11 July 2012
Breakfast: 240 grams of slightly burnt bacon, with which I filled the kitchen with smoke; two fried eggs; boil-in-a-bag rice that tasted a bit like the soap I washed the pot with; mango juice blend and tea.
Journey as far as Waterville boring and heavily overcast with too much traffic. Saw the road literally bend under the weight of some coaches. Daydreamed most of the way when I wasn't pedaling furiously up hills looking for a place to pull over and let vans pass. I've now formed an irrational fear and hatred of red cars, especially red audis. All the red cars I've come across since I started this jaunt nine days ago has either been going way too fast, or passed me way too close (or both). Red vans are hit and miss but red cars are unanimously scary.
Sun peeked out at us while I sat eating a boiled egg near the beach in Waterville, but ultimately decided he'd rather play hide n seek for a while than actually come out. My knees kind of twinge every once in a while and whenever I'm not moving on the bike I have a headache in my temples like someone is driving screws into them. Wonder if it's a tension headache or if it's from something I ate.
Up the Coomakesta Pass from Waterville, blown helpfully up the last few metres by a powerful wind. Glorious views from up there, so of course it's where all the coaches stop for a while. Downhill all the way to Caherdaniel, the whole town sunbathing while its neighbours were spritzed. Had green tea in the Blind Piper and met two fellow cyclists in there. From Caherdaniel, it wasn't too much farther on to Sneem--just through some Misty Mountains, past Smog's treasure room (I was totally channeling the Hobbit at the time, as if Bilbo had had a bicycle)...
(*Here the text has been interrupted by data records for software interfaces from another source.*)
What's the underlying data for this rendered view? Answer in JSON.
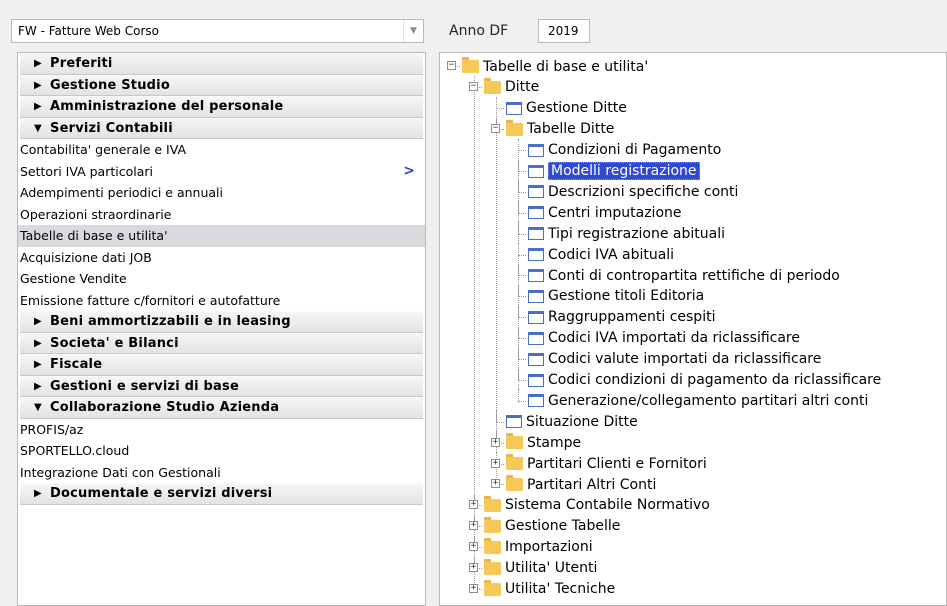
{
  "top": {
    "combo_value": "FW - Fatture Web Corso",
    "anno_label": "Anno DF",
    "anno_value": "2019"
  },
  "menu": [
    {
      "type": "section",
      "label": "Preferiti",
      "expanded": false
    },
    {
      "type": "section",
      "label": "Gestione Studio",
      "expanded": false
    },
    {
      "type": "section",
      "label": "Amministrazione del personale",
      "expanded": false
    },
    {
      "type": "section",
      "label": "Servizi Contabili",
      "expanded": true
    },
    {
      "type": "item",
      "label": "Contabilita' generale e IVA"
    },
    {
      "type": "item",
      "label": "Settori IVA particolari",
      "chevron": ">"
    },
    {
      "type": "item",
      "label": "Adempimenti periodici e annuali"
    },
    {
      "type": "item",
      "label": "Operazioni straordinarie"
    },
    {
      "type": "item",
      "label": "Tabelle di base e utilita'",
      "selected": true
    },
    {
      "type": "item",
      "label": "Acquisizione dati JOB"
    },
    {
      "type": "item",
      "label": "Gestione Vendite"
    },
    {
      "type": "item",
      "label": "Emissione fatture c/fornitori e autofatture"
    },
    {
      "type": "section",
      "label": "Beni ammortizzabili e in leasing",
      "expanded": false
    },
    {
      "type": "section",
      "label": "Societa' e Bilanci",
      "expanded": false
    },
    {
      "type": "section",
      "label": "Fiscale",
      "expanded": false
    },
    {
      "type": "section",
      "label": "Gestioni e servizi di base",
      "expanded": false
    },
    {
      "type": "section",
      "label": "Collaborazione Studio Azienda",
      "expanded": true
    },
    {
      "type": "item",
      "label": "PROFIS/az"
    },
    {
      "type": "item",
      "label": "SPORTELLO.cloud"
    },
    {
      "type": "item",
      "label": "Integrazione Dati con Gestionali"
    },
    {
      "type": "section",
      "label": "Documentale e servizi diversi",
      "expanded": false
    }
  ],
  "tree": [
    {
      "label": "Tabelle di base e utilita'",
      "icon": "folder",
      "level": 0,
      "expander": "minus"
    },
    {
      "label": "Ditte",
      "icon": "folder",
      "level": 1,
      "expander": "minus"
    },
    {
      "label": "Gestione Ditte",
      "icon": "document",
      "level": 2
    },
    {
      "label": "Tabelle Ditte",
      "icon": "folder",
      "level": 2,
      "expander": "minus"
    },
    {
      "label": "Condizioni di Pagamento",
      "icon": "document",
      "level": 3
    },
    {
      "label": "Modelli registrazione",
      "icon": "document",
      "level": 3,
      "selected": true
    },
    {
      "label": "Descrizioni specifiche conti",
      "icon": "document",
      "level": 3
    },
    {
      "label": "Centri imputazione",
      "icon": "document",
      "level": 3
    },
    {
      "label": "Tipi registrazione abituali",
      "icon": "document",
      "level": 3
    },
    {
      "label": "Codici IVA abituali",
      "icon": "document",
      "level": 3
    },
    {
      "label": "Conti di contropartita rettifiche di periodo",
      "icon": "document",
      "level": 3
    },
    {
      "label": "Gestione titoli Editoria",
      "icon": "document",
      "level": 3
    },
    {
      "label": "Raggruppamenti cespiti",
      "icon": "document",
      "level": 3
    },
    {
      "label": "Codici IVA importati da riclassificare",
      "icon": "document",
      "level": 3
    },
    {
      "label": "Codici valute importati da riclassificare",
      "icon": "document",
      "level": 3
    },
    {
      "label": "Codici condizioni di pagamento da riclassificare",
      "icon": "document",
      "level": 3
    },
    {
      "label": "Generazione/collegamento partitari altri conti",
      "icon": "document",
      "level": 3
    },
    {
      "label": "Situazione Ditte",
      "icon": "document",
      "level": 2
    },
    {
      "label": "Stampe",
      "icon": "folder",
      "level": 2,
      "expander": "plus"
    },
    {
      "label": "Partitari Clienti e Fornitori",
      "icon": "folder",
      "level": 2,
      "expander": "plus"
    },
    {
      "label": "Partitari Altri Conti",
      "icon": "folder",
      "level": 2,
      "expander": "plus"
    },
    {
      "label": "Sistema Contabile Normativo",
      "icon": "folder",
      "level": 1,
      "expander": "plus"
    },
    {
      "label": "Gestione Tabelle",
      "icon": "folder",
      "level": 1,
      "expander": "plus"
    },
    {
      "label": "Importazioni",
      "icon": "folder",
      "level": 1,
      "expander": "plus"
    },
    {
      "label": "Utilita' Utenti",
      "icon": "folder",
      "level": 1,
      "expander": "plus"
    },
    {
      "label": "Utilita' Tecniche",
      "icon": "folder",
      "level": 1,
      "expander": "plus"
    }
  ]
}
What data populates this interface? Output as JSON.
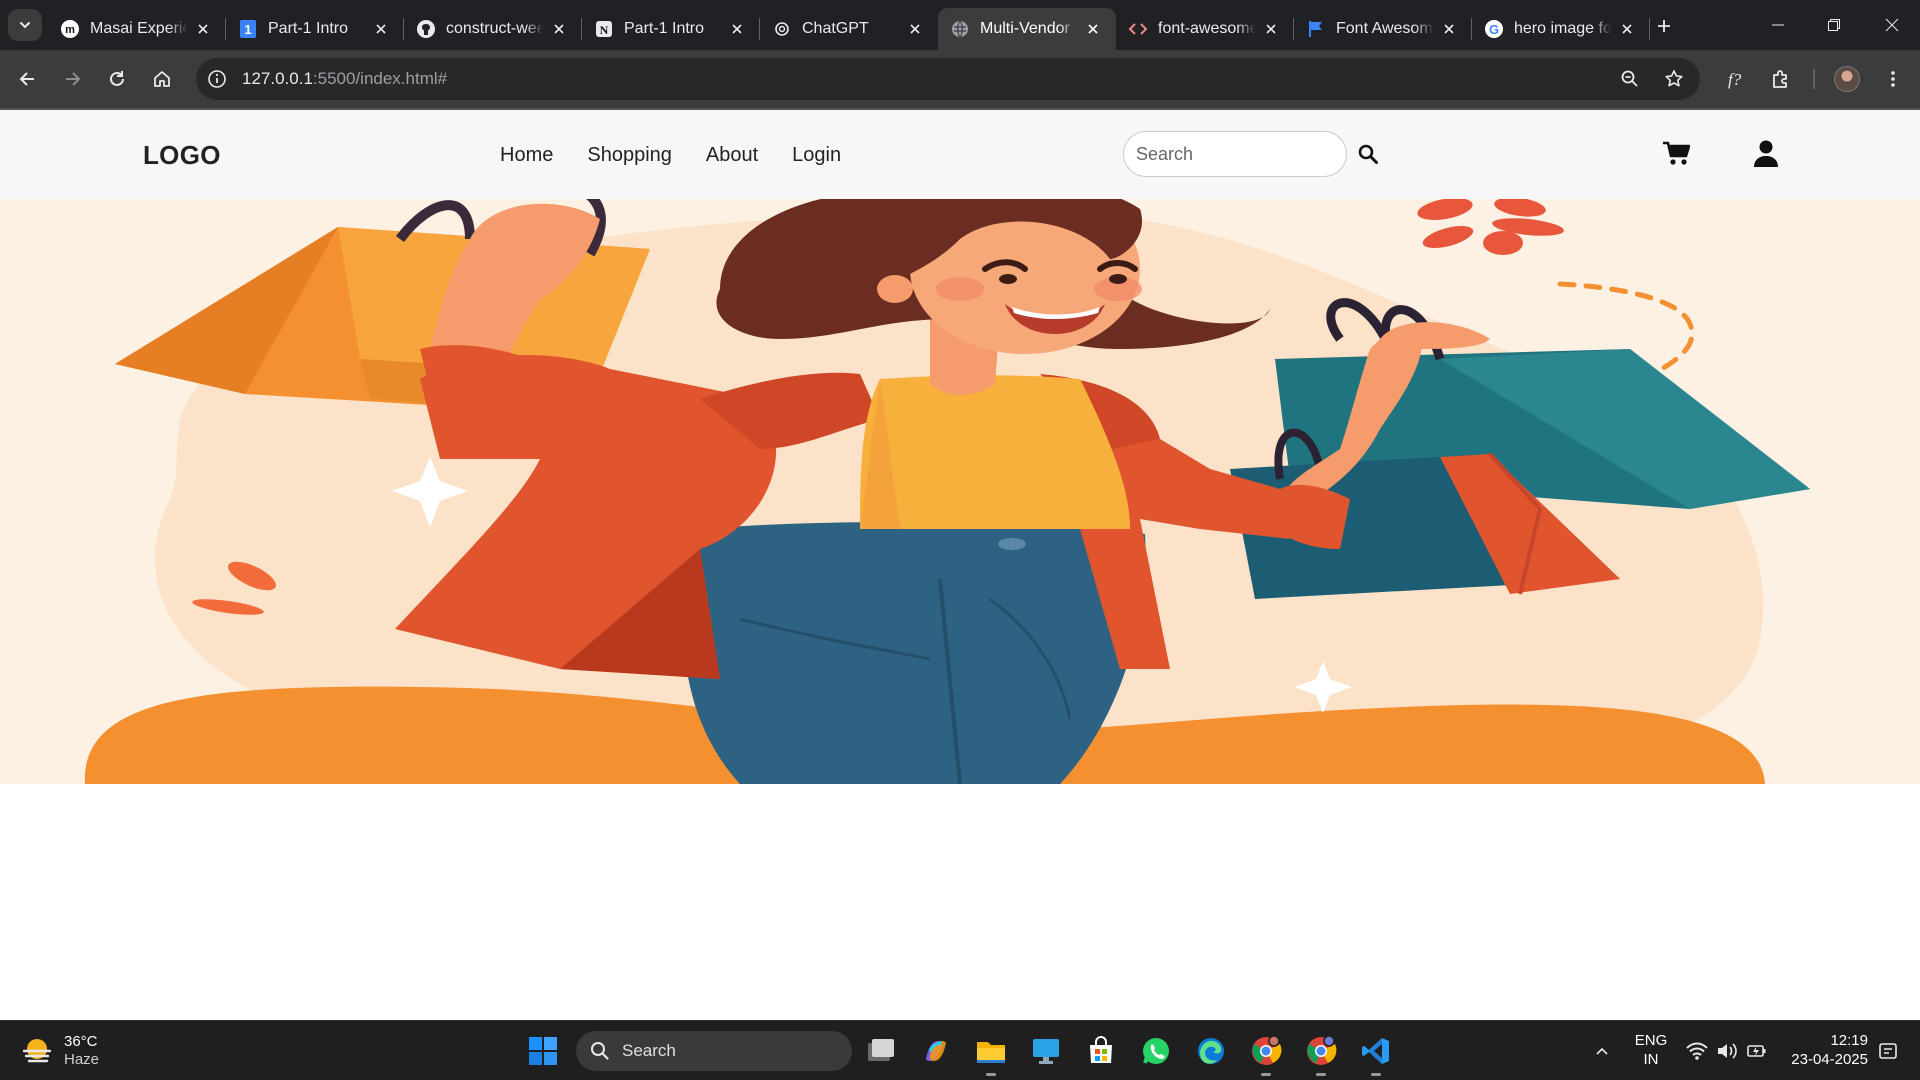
{
  "browser": {
    "tabs": [
      {
        "title": "Masai Experience",
        "favicon": "masai-icon",
        "active": false
      },
      {
        "title": "Part-1 Intro",
        "favicon": "number-one-icon",
        "active": false
      },
      {
        "title": "construct-week",
        "favicon": "github-icon",
        "active": false
      },
      {
        "title": "Part-1 Intro",
        "favicon": "notion-icon",
        "active": false
      },
      {
        "title": "ChatGPT",
        "favicon": "chatgpt-icon",
        "active": false
      },
      {
        "title": "Multi-Vendor",
        "favicon": "globe-icon",
        "active": true
      },
      {
        "title": "font-awesome",
        "favicon": "code-icon",
        "active": false
      },
      {
        "title": "Font Awesome",
        "favicon": "flag-icon",
        "active": false
      },
      {
        "title": "hero image for",
        "favicon": "google-icon",
        "active": false
      }
    ],
    "url_host": "127.0.0.1",
    "url_path": ":5500/index.html#"
  },
  "site": {
    "logo": "LOGO",
    "nav": [
      "Home",
      "Shopping",
      "About",
      "Login"
    ],
    "search_placeholder": "Search",
    "hero_image": "shopping-woman-illustration"
  },
  "taskbar": {
    "weather_temp": "36°C",
    "weather_cond": "Haze",
    "search_label": "Search",
    "lang_line1": "ENG",
    "lang_line2": "IN",
    "time": "12:19",
    "date": "23-04-2025",
    "apps": [
      "task-view-icon",
      "copilot-icon",
      "file-explorer-icon",
      "remote-desktop-icon",
      "microsoft-store-icon",
      "whatsapp-icon",
      "edge-icon",
      "chrome-icon",
      "chrome-profile-icon",
      "vscode-icon"
    ]
  },
  "colors": {
    "hero_bg": "#fdf1e4",
    "accent_orange": "#f28a2e",
    "jacket": "#e0542e",
    "shirt": "#f7b03c",
    "jeans": "#2d6283",
    "teal_bag": "#1f7480"
  }
}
In Sneem the sun came out for a while again, and I sat by a shop on the river soaking it up. Decided to be brave and adventurous, so I called Mickey the Bags to ask about where would be a good place to camp for the night (since it was at least sunny at the time). "Ah, you must be Jam. ...oh no, you can stay here, I've got a spare room and all"
Flashback: while in Killarney on day six, outside the hostel with BK, I met an older woman who was asking me about my bike and my trip so far and all that, impressed and saying I was the first person she'd met cycle touring Ireland alone. We clicked somehow and ended up talking on that street corner for hours, about all sorts of things. I finally had to go up into the hostel and she had a bus to catch but when she found out I was passing thru Sneem, she insisted I look up her brother, a musician there, and another friend and neighbour with lots of land she was sure he'd let me camp on. She gave me phone numbers, details, and texted her brother that I'd be by on Tuesday night and to say hello. She also offered her own house to me in Tralee, where she lives, and where I will also be passing thru.
So I called her brother and he said he'd come up in the car and he did and we put BK in the boot with my luggage and drove off to his little unfinished house nestled in the mountains by some falls in one of the most ancient and magical parts of this island.
How do I describe my night here? This musician's in his sixties, long gray hair tied back in a ponytail, low quiet voice, constant conversation. Talking to him is like uncoiling a fraying rope, subjects and thoughts and musings and anecdotes bristling out of the main braid but still connected to each other. We sat in his sitting room sipping tea and talking for ages, surrounded by walls stuffed with books, instruments (including an alto sax) on the chairs, leaning in the corners, suspended in the rafters. A small black stove burning peat and wood in the centre. Abstract paintings leaning up against a wall of books. As we talked he'd often remember the book he got something from, bring it to me, until my lap was overflowing with books and CDs and whatever else we were speaking of.
A friend and neighbour of his came over and we just enjoyed each other's company. Mickey started drinking coffee with a splash of whiskey in it and grew more animated as the night wore on. Imminently philosophical and jocund. I stayed up till one in the morning just listening to him, watching the gaffer tape that holds his glasses flapping about as he looked up Daoist poems or sung the praises of Dorothy Parker. It started to rain and get really windy out so it was really nice to be here, inside, warm and dry and ever-entertained.
I did have to collapse at one tho', crawling under the duvet on the mattress upstairs. Once the lights were out the darkness in this country cottage was complete. Mickey did a bit of recording downstairs, and I drifted off while music came and went below.
That's why this post is coming up the next morning, and not last night. Too busy enjoying human company. Mickey seemed absolutely chuffed to have a visitor. This is real Ireland; these are the stories of the people who populate this island, far from the tourist traps and circulating foreigners enjoying the views but forever distant and removed from the essence of the places they're seeing. This is why I get on my bike and kick up my heels and just go. Trust people. Enjoy people. Make new friends.
Who can explain this, replicate this? Only a metaphysical poet or an alchemist.